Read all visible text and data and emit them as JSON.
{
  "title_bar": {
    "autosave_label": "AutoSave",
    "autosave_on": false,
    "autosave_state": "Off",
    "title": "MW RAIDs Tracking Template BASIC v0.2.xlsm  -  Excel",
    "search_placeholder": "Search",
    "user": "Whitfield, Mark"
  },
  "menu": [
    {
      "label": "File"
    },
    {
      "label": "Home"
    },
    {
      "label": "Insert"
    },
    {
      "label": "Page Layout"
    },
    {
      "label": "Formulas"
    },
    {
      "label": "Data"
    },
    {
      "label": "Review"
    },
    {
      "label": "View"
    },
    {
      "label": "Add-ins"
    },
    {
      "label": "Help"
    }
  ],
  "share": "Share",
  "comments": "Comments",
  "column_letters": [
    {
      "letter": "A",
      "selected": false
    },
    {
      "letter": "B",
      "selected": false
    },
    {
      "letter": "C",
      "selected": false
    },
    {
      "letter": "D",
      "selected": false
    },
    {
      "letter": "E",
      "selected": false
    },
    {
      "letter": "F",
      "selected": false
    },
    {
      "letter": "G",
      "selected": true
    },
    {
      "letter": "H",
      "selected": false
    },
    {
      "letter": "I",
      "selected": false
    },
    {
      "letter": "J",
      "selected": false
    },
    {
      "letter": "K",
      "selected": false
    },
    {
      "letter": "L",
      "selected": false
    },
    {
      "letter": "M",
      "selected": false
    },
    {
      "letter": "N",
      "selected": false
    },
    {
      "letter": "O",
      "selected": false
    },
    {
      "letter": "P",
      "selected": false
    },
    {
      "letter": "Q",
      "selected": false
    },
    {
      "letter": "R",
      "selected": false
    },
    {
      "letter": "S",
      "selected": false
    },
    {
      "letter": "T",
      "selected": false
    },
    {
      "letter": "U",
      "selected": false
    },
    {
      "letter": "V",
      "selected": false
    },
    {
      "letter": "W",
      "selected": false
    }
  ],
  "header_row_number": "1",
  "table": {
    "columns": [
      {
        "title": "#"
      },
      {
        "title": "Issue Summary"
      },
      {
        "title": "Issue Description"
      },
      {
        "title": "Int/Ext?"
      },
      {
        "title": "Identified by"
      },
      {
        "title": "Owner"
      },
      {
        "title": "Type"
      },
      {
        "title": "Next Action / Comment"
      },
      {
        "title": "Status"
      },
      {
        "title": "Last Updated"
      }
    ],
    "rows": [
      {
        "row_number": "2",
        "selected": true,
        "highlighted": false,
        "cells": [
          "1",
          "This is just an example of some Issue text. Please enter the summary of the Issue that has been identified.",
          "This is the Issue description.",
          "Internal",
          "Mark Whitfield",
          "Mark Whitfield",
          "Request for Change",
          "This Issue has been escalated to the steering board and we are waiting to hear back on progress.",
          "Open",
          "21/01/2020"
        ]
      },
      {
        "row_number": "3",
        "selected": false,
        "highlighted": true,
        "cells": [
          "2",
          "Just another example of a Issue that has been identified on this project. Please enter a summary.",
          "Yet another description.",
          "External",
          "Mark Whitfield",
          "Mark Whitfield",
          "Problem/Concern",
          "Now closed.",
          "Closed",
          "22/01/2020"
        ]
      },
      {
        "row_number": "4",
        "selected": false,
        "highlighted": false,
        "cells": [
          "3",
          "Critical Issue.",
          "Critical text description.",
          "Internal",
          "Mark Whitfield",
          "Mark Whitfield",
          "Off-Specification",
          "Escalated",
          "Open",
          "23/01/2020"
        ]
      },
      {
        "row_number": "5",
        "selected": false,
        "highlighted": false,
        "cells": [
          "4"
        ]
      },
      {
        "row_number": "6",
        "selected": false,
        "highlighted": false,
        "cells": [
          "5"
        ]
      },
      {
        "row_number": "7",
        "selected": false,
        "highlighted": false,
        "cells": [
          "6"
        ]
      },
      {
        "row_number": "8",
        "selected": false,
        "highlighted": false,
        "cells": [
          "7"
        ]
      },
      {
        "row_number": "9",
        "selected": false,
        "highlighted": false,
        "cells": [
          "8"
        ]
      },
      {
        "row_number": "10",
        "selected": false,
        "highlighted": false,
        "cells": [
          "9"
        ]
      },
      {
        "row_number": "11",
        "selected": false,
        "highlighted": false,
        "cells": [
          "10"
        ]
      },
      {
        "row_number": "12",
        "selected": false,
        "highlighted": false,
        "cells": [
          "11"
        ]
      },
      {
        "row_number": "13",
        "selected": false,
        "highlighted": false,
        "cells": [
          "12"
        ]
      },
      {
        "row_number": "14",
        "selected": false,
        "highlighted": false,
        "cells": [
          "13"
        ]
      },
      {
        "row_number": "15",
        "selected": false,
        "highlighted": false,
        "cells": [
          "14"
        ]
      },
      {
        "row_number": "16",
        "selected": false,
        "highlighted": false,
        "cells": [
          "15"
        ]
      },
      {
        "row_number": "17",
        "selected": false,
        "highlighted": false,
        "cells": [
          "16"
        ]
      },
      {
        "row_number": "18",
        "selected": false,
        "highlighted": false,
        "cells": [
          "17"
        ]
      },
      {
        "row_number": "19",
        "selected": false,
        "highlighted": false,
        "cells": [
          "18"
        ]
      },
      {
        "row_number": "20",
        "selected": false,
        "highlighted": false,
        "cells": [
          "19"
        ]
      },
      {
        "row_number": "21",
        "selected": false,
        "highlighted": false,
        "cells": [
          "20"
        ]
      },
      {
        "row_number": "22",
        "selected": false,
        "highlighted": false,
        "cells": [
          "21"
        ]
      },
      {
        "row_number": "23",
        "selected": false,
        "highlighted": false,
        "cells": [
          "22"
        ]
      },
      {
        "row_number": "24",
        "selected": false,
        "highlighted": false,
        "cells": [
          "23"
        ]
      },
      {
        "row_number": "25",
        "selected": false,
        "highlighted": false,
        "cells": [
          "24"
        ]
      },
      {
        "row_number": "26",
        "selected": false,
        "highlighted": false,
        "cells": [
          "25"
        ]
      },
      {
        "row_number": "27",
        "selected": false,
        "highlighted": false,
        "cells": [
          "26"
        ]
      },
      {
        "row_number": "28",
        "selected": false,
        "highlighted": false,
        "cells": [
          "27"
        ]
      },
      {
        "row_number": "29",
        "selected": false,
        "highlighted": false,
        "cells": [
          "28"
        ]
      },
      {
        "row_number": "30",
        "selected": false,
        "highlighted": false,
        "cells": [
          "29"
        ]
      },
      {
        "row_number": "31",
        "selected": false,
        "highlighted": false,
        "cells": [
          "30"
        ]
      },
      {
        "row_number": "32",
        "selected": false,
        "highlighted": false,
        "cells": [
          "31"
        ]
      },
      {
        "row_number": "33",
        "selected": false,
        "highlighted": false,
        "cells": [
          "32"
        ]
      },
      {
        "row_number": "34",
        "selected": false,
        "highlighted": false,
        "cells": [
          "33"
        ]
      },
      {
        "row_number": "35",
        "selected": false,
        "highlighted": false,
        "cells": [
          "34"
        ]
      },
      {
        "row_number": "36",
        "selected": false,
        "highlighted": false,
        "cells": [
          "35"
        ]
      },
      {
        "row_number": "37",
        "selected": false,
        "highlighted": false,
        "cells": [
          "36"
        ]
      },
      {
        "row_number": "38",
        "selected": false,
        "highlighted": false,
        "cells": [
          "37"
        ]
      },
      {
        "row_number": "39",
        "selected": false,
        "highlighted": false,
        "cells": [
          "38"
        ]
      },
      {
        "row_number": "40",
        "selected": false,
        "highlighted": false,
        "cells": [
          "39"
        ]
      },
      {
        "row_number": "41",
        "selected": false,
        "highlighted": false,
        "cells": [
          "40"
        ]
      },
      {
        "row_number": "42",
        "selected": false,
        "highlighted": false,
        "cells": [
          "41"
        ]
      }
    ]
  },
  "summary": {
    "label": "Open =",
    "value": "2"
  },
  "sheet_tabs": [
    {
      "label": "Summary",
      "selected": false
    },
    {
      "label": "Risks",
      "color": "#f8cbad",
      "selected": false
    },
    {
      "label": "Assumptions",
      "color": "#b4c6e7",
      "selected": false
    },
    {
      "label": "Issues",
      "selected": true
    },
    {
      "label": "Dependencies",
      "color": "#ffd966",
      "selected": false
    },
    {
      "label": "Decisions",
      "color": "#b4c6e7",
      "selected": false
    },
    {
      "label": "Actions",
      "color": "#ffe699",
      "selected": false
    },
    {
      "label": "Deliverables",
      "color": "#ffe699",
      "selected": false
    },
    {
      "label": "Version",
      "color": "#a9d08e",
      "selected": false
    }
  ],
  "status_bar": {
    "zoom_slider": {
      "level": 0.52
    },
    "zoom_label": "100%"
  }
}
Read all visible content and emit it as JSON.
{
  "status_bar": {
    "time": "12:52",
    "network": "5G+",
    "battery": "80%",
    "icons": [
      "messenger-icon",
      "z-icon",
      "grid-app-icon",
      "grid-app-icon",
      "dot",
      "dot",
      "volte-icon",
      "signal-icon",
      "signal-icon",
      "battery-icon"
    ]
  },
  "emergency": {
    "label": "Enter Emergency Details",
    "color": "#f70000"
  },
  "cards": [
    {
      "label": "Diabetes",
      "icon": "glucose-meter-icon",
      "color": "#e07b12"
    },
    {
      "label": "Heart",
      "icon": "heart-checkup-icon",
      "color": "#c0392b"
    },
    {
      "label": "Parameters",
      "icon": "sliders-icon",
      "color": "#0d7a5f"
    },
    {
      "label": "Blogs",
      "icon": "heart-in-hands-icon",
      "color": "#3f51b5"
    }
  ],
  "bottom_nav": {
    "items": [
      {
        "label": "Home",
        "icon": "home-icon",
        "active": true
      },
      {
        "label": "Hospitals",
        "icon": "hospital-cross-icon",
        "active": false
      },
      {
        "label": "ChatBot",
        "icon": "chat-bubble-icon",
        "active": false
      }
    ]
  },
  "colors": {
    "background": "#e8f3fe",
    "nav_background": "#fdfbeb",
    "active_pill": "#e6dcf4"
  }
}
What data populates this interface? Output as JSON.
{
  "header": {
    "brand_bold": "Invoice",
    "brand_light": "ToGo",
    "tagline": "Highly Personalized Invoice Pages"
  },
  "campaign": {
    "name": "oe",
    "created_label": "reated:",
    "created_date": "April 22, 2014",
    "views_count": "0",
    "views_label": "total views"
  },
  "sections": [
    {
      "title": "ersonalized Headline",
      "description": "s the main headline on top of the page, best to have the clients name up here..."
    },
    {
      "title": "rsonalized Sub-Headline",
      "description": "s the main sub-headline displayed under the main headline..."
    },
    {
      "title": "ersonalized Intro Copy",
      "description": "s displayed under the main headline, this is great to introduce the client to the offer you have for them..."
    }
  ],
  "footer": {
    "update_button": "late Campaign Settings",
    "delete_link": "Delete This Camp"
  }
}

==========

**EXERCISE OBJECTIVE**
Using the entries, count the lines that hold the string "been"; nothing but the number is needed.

**SOLUTION TO THIS EXERCISE**
3